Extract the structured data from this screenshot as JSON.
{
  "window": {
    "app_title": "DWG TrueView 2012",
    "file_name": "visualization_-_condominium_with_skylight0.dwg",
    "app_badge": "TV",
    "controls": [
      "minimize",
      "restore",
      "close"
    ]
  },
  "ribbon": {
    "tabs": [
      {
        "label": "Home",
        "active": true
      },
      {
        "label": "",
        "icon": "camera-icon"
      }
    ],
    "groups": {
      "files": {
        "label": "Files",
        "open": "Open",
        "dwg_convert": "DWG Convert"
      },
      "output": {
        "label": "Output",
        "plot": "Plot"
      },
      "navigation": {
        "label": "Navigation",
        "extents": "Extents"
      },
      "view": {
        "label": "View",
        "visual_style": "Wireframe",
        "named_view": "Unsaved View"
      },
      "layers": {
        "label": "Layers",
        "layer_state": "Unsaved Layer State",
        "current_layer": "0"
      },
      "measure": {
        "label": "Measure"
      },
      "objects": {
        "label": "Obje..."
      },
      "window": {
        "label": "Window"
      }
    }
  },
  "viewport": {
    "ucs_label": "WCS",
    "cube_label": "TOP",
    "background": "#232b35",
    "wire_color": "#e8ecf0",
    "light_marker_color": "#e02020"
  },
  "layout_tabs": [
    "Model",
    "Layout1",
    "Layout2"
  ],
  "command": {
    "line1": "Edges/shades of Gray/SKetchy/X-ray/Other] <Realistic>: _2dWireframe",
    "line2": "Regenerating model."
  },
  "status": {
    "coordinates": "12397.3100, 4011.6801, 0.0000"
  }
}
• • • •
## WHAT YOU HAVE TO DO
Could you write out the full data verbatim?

## TASK RESULT
Extract the structured data from this screenshot as JSON.
{
  "window": {
    "app_title": "DWG TrueView 2012",
    "file_name": "visualization_-_condominium_with_skylight0.dwg",
    "app_badge": "TV",
    "controls": [
      "minimize",
      "restore",
      "close"
    ]
  },
  "ribbon": {
    "tabs": [
      {
        "label": "Home",
        "active": true
      },
      {
        "label": "",
        "icon": "camera-icon"
      }
    ],
    "groups": {
      "files": {
        "label": "Files",
        "open": "Open",
        "dwg_convert": "DWG Convert"
      },
      "output": {
        "label": "Output",
        "plot": "Plot"
      },
      "navigation": {
        "label": "Navigation",
        "extents": "Extents"
      },
      "view": {
        "label": "View",
        "visual_style": "Wireframe",
        "named_view": "Unsaved View"
      },
      "layers": {
        "label": "Layers",
        "layer_state": "Unsaved Layer State",
        "current_layer": "0"
      },
      "measure": {
        "label": "Measure"
      },
      "objects": {
        "label": "Obje..."
      },
      "window": {
        "label": "Window"
      }
    }
  },
  "viewport": {
    "ucs_label": "WCS",
    "cube_label": "TOP",
    "background": "#232b35",
    "wire_color": "#e8ecf0",
    "light_marker_color": "#e02020"
  },
  "layout_tabs": [
    "Model",
    "Layout1",
    "Layout2"
  ],
  "command": {
    "line1": "Edges/shades of Gray/SKetchy/X-ray/Other] <Realistic>: _2dWireframe",
    "line2": "Regenerating model."
  },
  "status": {
    "coordinates": "12397.3100, 4011.6801, 0.0000"
  }
}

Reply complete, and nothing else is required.